Records from a collection:
+-------+
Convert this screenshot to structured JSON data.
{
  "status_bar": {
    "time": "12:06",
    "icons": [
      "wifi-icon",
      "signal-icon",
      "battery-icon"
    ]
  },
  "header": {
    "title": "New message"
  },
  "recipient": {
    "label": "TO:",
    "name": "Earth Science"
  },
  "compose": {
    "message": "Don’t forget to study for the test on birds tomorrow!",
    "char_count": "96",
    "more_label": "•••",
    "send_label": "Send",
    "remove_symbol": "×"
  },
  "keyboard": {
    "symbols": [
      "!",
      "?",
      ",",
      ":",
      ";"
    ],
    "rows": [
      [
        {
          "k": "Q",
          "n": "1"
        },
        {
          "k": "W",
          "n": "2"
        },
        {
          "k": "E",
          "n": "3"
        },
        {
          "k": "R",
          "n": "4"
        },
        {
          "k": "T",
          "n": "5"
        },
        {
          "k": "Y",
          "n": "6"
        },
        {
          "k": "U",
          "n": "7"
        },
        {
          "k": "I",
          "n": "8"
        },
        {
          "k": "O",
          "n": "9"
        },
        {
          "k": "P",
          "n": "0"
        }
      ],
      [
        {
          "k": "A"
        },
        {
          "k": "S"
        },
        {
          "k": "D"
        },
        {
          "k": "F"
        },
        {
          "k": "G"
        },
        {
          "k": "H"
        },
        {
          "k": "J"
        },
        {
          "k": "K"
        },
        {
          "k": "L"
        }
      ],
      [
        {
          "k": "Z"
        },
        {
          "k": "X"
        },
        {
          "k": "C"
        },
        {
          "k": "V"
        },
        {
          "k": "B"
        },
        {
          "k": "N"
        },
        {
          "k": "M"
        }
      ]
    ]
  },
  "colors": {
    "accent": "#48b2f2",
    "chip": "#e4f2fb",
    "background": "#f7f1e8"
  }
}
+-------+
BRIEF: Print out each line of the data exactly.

WRITTEN ANSWER:
Convert this screenshot to structured JSON data.
{
  "status_bar": {
    "time": "12:06",
    "icons": [
      "wifi-icon",
      "signal-icon",
      "battery-icon"
    ]
  },
  "header": {
    "title": "New message"
  },
  "recipient": {
    "label": "TO:",
    "name": "Earth Science"
  },
  "compose": {
    "message": "Don’t forget to study for the test on birds tomorrow!",
    "char_count": "96",
    "more_label": "•••",
    "send_label": "Send",
    "remove_symbol": "×"
  },
  "keyboard": {
    "symbols": [
      "!",
      "?",
      ",",
      ":",
      ";"
    ],
    "rows": [
      [
        {
          "k": "Q",
          "n": "1"
        },
        {
          "k": "W",
          "n": "2"
        },
        {
          "k": "E",
          "n": "3"
        },
        {
          "k": "R",
          "n": "4"
        },
        {
          "k": "T",
          "n": "5"
        },
        {
          "k": "Y",
          "n": "6"
        },
        {
          "k": "U",
          "n": "7"
        },
        {
          "k": "I",
          "n": "8"
        },
        {
          "k": "O",
          "n": "9"
        },
        {
          "k": "P",
          "n": "0"
        }
      ],
      [
        {
          "k": "A"
        },
        {
          "k": "S"
        },
        {
          "k": "D"
        },
        {
          "k": "F"
        },
        {
          "k": "G"
        },
        {
          "k": "H"
        },
        {
          "k": "J"
        },
        {
          "k": "K"
        },
        {
          "k": "L"
        }
      ],
      [
        {
          "k": "Z"
        },
        {
          "k": "X"
        },
        {
          "k": "C"
        },
        {
          "k": "V"
        },
        {
          "k": "B"
        },
        {
          "k": "N"
        },
        {
          "k": "M"
        }
      ]
    ]
  },
  "colors": {
    "accent": "#48b2f2",
    "chip": "#e4f2fb",
    "background": "#f7f1e8"
  }
}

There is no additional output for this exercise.